The old Lincoln Recovery Center was once a lifeline to residents of Mott Haven and beyond, introducing acupuncture to aid in detoxification. Since then, the building has been closed for close to a decade, its windows and doors encased in metal, its brick facade splashed with halfhearted graffiti.
Community efforts to revitalize the empty building took a concrete step forward on the evening of Sept. 7, on the 50th anniversary of the founding of the Young Lords. The community organization South Bronx Unite presented the mural at its third annual H.E.ARTS Festival. Its goal is to convert the empty building into a multipurpose community center for health (H), education (E) and the arts (ARTS) for local youth.
The mural’s vibrant colors and evocative Mexican-inspired scenes bring new life to the weathered brick structure at 349 East 140th St. — and to the neighborhood that surrounds it. Inspired by immigrant children separated from their parents at the U.S.-Mexican border, Chilean artist Virginia Ayress called her mural “We Have a Story to Tell.”
“There aren’t many spaces in the Bronx for health and art. Everyone is yearning for this and should have it,” says Angelica de la Cruz, co-founder of the TRIBE Co-Create, a co-working space for entrepreneurs, activists and creatives who identify as People of Color.
“The mural brings the community together,” says Pierre Obama, a medical assistant who lives in the neighborhood. “It brings a light to this neighborhood.”
The event was also a celebration of the 50th anniversary of the Young Lords organization, members of which founded the Lincoln Recovery Center. In 1968, the Young Lords reinvented themselves from a Chicago street gang to a civil and human rights organization advocating self-determination for Puerto Rico and other peoples across Latin America.
Walter Bosque, Co-founder of the Lincoln Recovery Center and former member of the Young Lords, was present to speak on the Young Lords’ contributions to drug-recovery efforts in the South Bronx. Bosque emphasized the importance of reconciling the past, present and future, for the benefit of the community.

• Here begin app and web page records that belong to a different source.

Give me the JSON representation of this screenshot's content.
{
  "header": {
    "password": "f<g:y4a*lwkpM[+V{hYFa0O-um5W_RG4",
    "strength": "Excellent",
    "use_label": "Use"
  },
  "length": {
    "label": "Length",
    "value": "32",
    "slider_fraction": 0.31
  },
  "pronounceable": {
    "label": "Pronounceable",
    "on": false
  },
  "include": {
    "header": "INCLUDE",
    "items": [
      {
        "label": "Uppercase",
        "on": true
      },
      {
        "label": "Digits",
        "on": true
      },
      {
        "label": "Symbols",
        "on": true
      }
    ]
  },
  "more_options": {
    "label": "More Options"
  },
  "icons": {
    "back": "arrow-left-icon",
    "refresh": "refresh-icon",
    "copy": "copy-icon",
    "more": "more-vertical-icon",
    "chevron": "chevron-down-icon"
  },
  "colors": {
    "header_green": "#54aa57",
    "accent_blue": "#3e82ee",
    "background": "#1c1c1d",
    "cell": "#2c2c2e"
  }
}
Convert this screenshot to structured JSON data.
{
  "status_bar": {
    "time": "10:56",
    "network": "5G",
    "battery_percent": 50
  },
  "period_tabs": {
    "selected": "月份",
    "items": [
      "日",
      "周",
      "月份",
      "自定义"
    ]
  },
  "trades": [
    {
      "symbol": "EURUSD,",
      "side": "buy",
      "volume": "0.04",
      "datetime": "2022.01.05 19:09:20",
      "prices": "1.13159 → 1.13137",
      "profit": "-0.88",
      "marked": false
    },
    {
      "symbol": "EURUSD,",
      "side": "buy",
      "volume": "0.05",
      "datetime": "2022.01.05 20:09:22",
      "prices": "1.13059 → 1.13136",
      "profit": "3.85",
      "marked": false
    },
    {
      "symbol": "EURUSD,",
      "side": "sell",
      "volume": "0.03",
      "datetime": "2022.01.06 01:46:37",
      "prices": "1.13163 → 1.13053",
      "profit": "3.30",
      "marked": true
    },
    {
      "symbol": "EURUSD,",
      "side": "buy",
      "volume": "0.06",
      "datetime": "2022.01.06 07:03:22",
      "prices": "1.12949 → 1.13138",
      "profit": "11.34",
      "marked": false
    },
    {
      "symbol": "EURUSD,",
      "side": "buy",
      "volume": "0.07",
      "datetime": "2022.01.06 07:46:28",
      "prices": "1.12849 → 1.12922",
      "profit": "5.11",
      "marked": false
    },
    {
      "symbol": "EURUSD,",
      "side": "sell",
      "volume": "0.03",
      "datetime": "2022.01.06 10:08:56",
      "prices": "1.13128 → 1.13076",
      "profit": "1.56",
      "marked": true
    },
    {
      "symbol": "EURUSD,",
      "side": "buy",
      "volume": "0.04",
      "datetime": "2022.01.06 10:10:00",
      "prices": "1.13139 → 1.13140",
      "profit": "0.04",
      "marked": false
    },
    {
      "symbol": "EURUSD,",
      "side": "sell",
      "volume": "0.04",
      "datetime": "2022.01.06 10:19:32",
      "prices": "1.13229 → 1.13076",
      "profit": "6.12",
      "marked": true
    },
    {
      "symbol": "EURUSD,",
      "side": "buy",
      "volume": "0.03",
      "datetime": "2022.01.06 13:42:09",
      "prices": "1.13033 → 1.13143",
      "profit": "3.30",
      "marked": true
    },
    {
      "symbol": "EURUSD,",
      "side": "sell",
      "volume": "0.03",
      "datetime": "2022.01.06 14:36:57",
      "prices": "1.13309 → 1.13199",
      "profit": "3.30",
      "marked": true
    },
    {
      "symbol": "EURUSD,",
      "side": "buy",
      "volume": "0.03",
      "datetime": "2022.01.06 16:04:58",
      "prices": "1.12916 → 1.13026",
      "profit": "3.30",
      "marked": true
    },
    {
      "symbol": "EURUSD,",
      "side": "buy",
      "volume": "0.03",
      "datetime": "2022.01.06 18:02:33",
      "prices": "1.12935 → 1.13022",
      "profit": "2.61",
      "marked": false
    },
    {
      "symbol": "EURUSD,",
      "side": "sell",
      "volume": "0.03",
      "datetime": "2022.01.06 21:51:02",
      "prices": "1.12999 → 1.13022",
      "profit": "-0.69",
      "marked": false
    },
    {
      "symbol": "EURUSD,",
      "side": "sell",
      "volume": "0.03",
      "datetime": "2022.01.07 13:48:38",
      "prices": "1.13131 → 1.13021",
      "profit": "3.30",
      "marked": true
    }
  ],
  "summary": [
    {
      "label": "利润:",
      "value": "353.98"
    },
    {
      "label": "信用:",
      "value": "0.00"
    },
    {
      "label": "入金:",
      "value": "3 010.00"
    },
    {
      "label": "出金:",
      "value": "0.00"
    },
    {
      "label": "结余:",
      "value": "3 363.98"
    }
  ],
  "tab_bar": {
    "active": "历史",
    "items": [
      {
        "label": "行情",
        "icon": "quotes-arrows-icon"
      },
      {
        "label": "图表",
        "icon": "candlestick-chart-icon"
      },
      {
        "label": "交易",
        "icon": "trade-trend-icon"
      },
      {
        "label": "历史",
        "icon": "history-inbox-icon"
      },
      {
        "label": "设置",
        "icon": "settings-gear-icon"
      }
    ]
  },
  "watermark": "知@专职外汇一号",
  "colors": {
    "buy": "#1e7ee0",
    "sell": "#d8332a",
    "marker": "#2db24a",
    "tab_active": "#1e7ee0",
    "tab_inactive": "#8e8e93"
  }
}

South Bronx Unite, working with the Mott Haven/Port Morris Community Land Stewards — a community land trust — have been trying to acquire the Lincoln building to turn it into a multipurpose community center.
Raymond Figueroa, a board member of the land stewards group, says his organization has retained an architect to draft plans for the building and secured funding to develop models of the space. The board is currently organizing to take stewardship of the building, which would place the building in the care of the land stewards group, he added.
The event began with a song-and-dance procession from nearby Brook Park to the Lincoln Recovery Center. The procession was led by the Pregones Theater, a traveling theater group based on Walton Avenue that performs original work rooted in Latino/Puerto Rican culture, and Nos Quedamos, the Melrose-based non-profit community development organization.
The evening concluded with a film screening of the “The People’s Detox” by Jenna Bliss in the handball court across the street. The film details the Young Lords’ efforts to acquire and launch the Lincoln Recovery Center in 1970.
“The event was incredible, powerful,” says Stephanie Rodriguez, another resident. “This was a healing space, a space of resistance, solidarity, love and community and that’s what our communities need.”